◆ Input material ◆
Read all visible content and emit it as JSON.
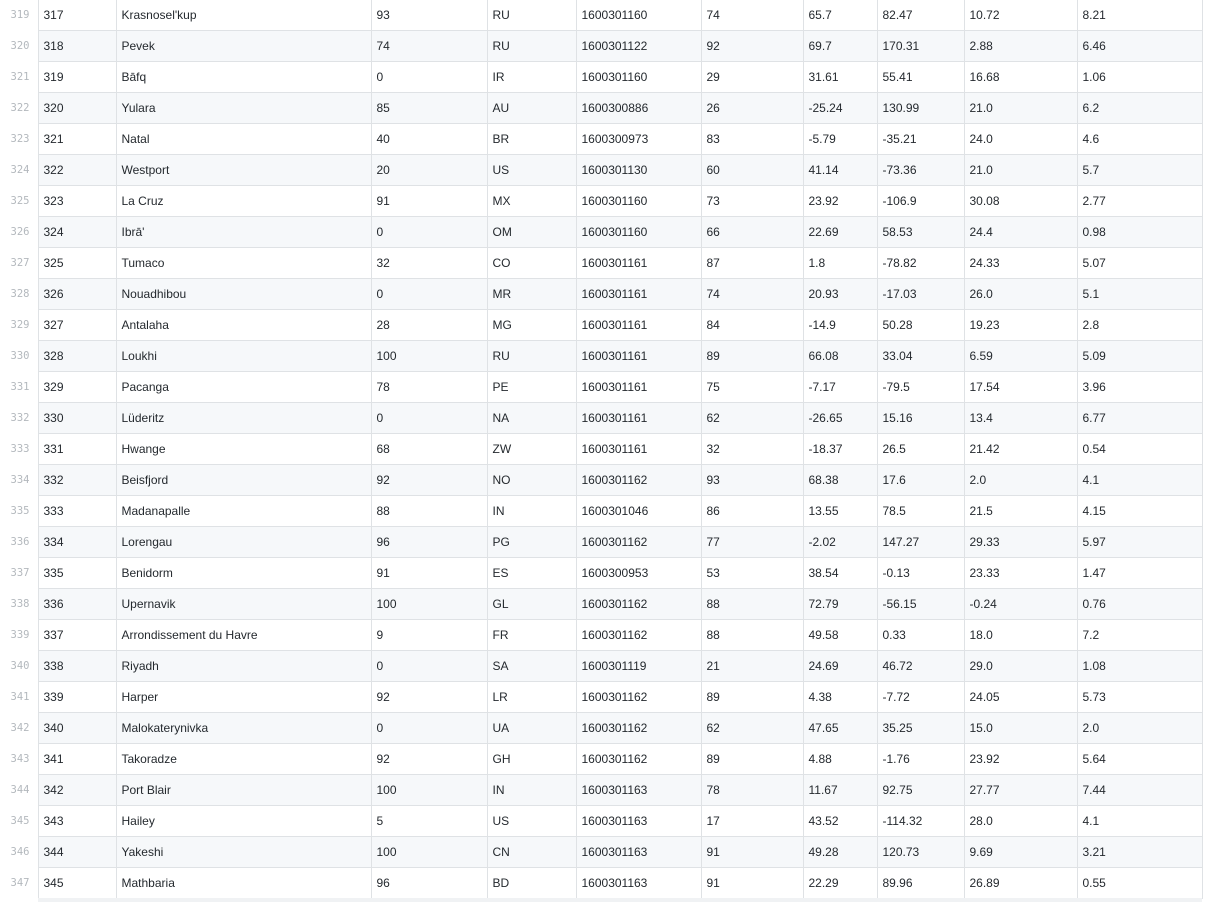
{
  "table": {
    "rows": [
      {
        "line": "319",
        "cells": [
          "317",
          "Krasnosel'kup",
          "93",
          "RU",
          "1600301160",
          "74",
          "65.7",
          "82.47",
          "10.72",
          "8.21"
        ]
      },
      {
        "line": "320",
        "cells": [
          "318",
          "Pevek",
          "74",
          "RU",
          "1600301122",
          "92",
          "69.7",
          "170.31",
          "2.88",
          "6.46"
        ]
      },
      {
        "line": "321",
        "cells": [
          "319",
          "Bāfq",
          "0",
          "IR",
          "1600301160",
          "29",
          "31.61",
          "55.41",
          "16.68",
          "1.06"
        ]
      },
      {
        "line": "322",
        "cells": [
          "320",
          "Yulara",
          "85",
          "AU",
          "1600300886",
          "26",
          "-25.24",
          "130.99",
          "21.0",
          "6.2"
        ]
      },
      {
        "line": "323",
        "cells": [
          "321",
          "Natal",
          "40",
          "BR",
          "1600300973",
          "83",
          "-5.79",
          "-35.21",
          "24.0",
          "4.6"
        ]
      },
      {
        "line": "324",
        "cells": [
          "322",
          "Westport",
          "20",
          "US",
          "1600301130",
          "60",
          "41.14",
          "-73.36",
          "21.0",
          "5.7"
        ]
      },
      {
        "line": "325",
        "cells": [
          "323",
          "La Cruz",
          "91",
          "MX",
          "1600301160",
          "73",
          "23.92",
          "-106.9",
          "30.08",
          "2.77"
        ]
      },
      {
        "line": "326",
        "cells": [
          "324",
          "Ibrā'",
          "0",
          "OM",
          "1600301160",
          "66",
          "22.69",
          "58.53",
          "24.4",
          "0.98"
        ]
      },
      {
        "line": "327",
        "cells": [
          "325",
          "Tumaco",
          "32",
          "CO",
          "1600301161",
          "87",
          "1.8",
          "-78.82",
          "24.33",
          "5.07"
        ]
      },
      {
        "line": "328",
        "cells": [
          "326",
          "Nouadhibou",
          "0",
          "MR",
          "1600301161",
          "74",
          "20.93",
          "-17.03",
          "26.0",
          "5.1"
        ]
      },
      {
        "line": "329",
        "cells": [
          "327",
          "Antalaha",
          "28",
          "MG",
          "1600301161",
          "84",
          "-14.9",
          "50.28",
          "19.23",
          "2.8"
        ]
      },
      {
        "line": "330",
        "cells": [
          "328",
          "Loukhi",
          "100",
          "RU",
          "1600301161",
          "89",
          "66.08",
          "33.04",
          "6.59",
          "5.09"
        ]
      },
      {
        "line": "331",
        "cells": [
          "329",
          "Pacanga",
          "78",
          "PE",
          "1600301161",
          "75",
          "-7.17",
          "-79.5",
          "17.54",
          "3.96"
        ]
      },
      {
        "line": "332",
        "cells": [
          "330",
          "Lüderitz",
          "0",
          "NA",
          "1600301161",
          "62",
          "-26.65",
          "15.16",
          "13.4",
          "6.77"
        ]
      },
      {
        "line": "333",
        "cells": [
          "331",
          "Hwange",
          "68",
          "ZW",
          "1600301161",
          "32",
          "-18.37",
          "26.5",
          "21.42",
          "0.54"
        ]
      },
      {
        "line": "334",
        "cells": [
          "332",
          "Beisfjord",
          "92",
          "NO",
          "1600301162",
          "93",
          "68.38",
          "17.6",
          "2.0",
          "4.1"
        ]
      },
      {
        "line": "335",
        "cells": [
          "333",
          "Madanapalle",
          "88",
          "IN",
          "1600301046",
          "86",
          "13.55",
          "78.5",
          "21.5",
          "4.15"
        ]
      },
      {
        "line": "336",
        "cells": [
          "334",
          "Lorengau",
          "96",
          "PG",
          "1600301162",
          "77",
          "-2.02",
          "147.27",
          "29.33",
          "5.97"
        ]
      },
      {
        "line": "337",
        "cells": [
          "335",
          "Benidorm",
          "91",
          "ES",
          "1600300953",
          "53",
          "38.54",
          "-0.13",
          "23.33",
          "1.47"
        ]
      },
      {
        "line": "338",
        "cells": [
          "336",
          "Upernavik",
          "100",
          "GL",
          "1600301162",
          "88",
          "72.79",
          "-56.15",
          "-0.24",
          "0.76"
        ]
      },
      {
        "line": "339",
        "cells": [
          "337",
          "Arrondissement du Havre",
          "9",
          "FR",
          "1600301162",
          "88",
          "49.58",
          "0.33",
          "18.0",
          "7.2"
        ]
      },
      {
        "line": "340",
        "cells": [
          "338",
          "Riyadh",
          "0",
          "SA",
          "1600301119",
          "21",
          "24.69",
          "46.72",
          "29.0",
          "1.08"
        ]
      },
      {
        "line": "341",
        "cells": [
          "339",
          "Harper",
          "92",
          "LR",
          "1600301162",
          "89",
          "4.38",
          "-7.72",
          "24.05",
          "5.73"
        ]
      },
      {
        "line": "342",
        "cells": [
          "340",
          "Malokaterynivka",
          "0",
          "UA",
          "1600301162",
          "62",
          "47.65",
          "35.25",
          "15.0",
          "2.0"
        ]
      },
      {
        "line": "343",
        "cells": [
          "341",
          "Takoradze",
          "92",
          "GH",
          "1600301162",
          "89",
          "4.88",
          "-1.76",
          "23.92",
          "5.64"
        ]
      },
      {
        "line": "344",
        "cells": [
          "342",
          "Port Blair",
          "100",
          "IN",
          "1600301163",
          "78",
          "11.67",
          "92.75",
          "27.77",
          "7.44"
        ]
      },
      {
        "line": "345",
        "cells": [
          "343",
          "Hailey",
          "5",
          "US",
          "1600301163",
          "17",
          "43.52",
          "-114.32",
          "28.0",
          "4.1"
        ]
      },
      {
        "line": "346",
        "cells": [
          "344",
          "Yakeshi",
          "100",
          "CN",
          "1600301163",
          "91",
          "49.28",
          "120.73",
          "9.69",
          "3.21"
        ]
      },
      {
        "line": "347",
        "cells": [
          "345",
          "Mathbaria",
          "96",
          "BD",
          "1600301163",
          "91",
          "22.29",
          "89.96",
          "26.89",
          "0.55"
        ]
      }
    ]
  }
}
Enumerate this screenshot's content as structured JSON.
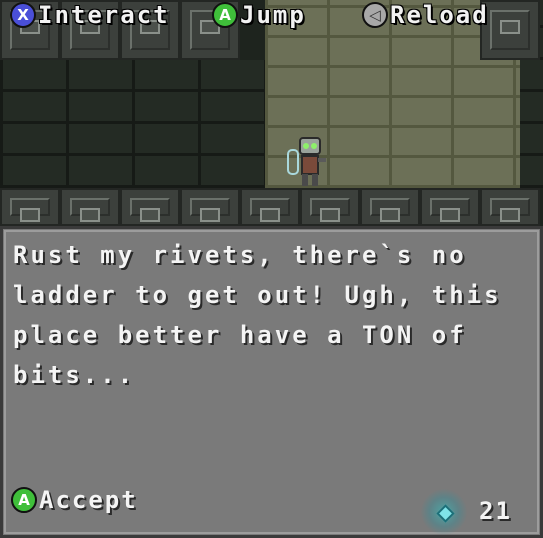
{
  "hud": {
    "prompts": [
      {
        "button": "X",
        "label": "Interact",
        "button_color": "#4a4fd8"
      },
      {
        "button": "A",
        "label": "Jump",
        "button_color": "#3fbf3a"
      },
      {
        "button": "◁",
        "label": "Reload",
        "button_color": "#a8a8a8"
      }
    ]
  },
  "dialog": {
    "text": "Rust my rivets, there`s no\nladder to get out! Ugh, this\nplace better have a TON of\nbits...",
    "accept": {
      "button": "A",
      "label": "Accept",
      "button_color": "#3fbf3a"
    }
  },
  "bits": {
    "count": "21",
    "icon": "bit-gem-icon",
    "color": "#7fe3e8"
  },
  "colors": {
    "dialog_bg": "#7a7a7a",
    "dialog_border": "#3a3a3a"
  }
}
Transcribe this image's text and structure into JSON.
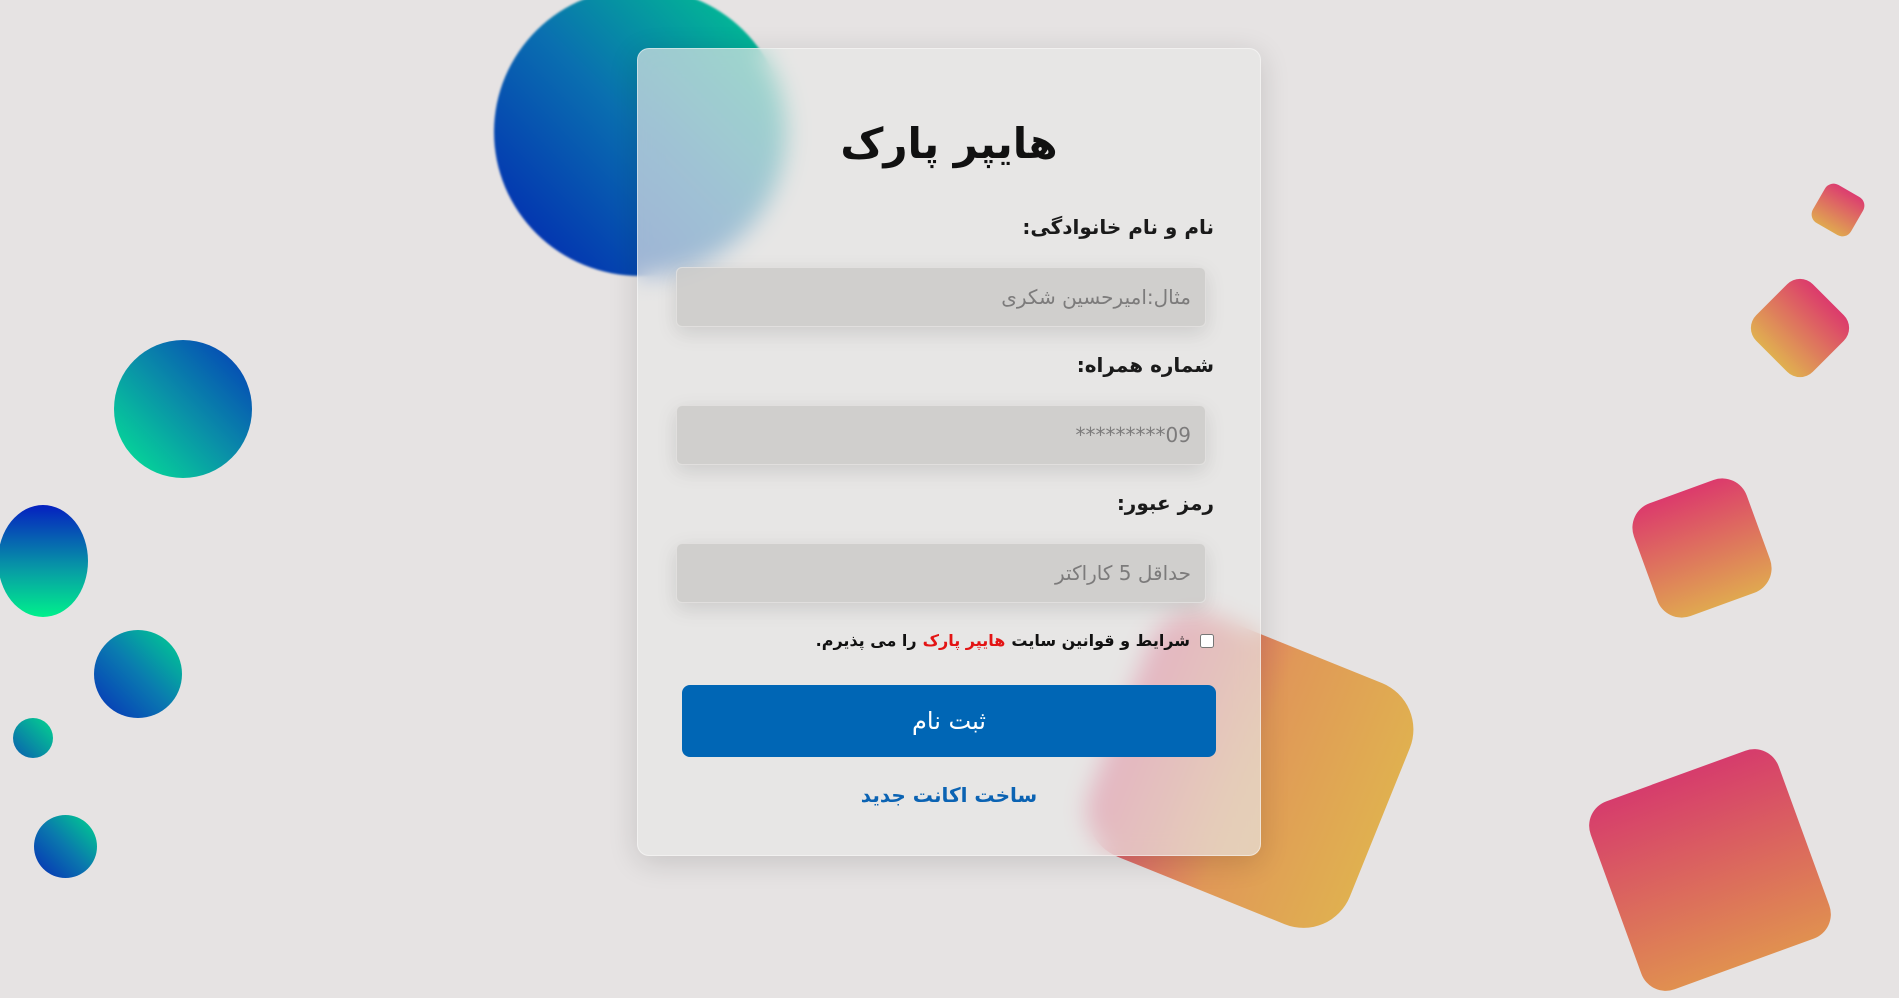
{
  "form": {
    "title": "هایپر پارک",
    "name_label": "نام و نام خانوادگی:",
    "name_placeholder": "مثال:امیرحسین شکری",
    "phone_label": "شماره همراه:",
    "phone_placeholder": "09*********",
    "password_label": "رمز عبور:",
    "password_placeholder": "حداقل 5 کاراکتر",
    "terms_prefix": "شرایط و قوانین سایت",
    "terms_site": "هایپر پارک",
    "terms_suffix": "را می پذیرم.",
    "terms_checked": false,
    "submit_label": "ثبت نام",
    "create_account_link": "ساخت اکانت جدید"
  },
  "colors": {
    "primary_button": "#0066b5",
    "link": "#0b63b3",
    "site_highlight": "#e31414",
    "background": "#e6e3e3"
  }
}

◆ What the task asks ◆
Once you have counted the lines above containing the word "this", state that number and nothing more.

◆ Written response ◆
3